We often rush to get something painful out of the way, quickly. (Think of workouts in the gym or shuffling documents at work.)
But what if we forced ourselves to take it slower?
We might discover that we actually chose the wrong profession or career.
Two years ago, I remembered watching YouTube business gurus say the following, “You’ve got to enjoy the process.”
What the fuck are you talking about? How am I supposed to ENJOY this?! This is not sex, after all. I want to build a business!
Back then, I was building a video production business, I hated it, and I just wanted to get the client work over to receive cash and go on do something else.
But once I quit that business to start writing, I understood what those YouTube gurus talked about.
I didn’t rush anymore.
In fact, if you were to give me a secret pill to achieve 100,000 followers on Medium in one second, I would probably not use it.
Why? Because it’s not about the external rewards for me anymore. I don’t want to fast-forward the next several years of my life.
I want to watch the whole thing. I want to improve my craft. I want to enjoy the slow climb, pushing myself to sit down and write every day, receiving that psychological salary, refining my character as I go.
If you’re too focused on the goal — it’s a symptom you might be in the wrong career—people who love what they do want to slow down to enjoy the process more.
The moment you start enjoying the process, you’ll realize that this is what life is all about.
My father is a Stanford GSB graduate. I remember being a ten-year-old, living with him in the heart of Silicon Valley. On his graduation day, the dean walked on stage and said something I will never forget.
“Dear graduates from the class of 2009. You will all achieve everything you’ve ever wanted. Trust me. EVERYTHING.
Just not all at once.”
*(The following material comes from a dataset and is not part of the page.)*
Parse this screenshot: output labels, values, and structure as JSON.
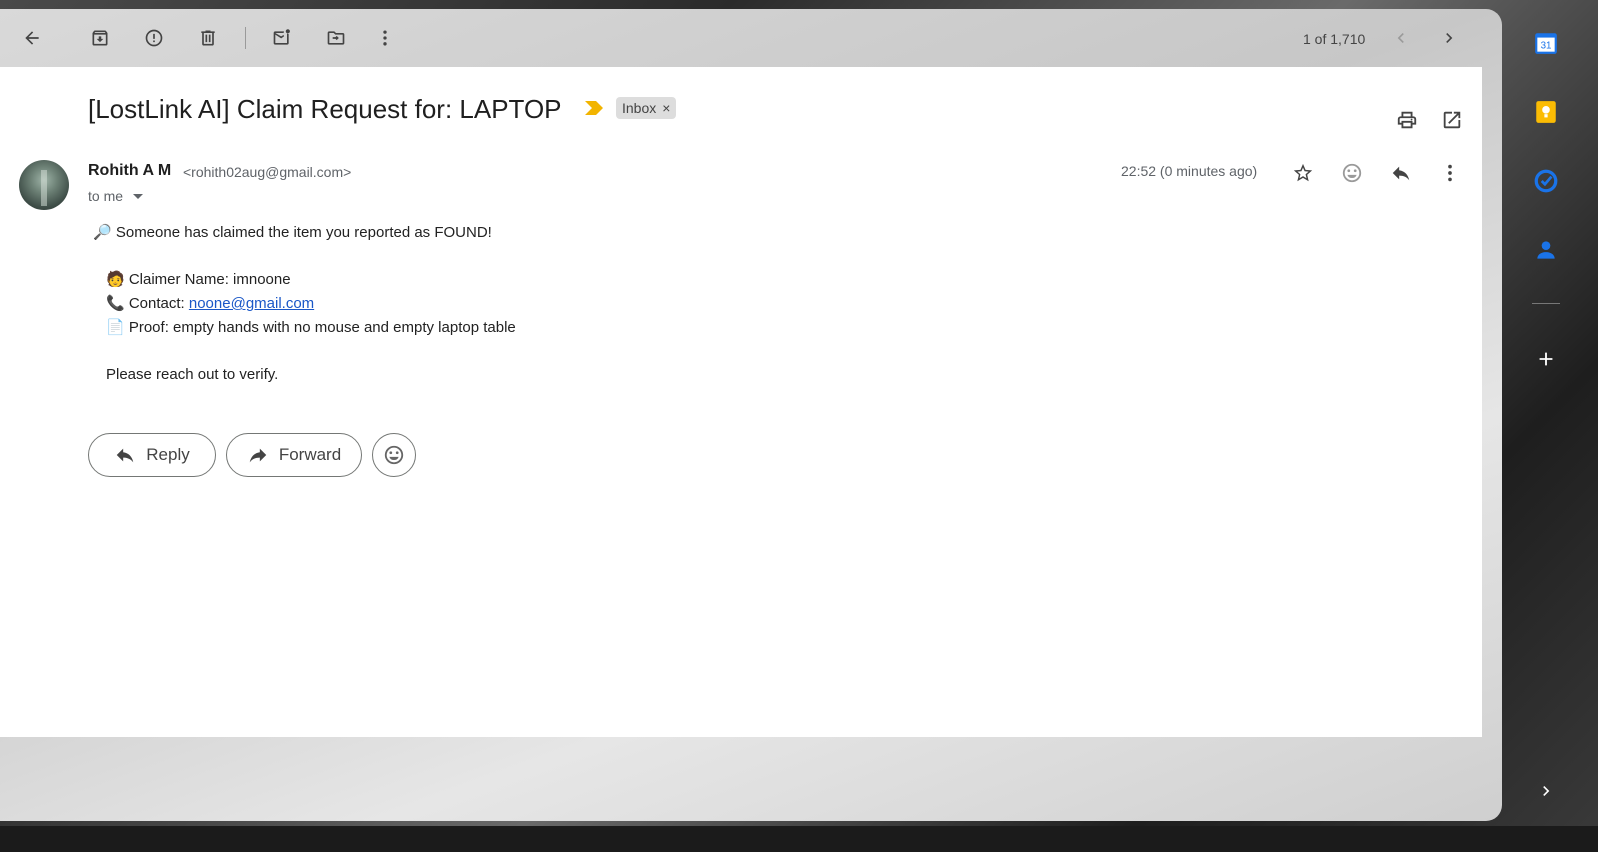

Remind yourself of that whenever you feel you’re not successful enough.
It’s better to go slower and actually get there.
It’s better to enjoy the process.
Slow and steady wins the race.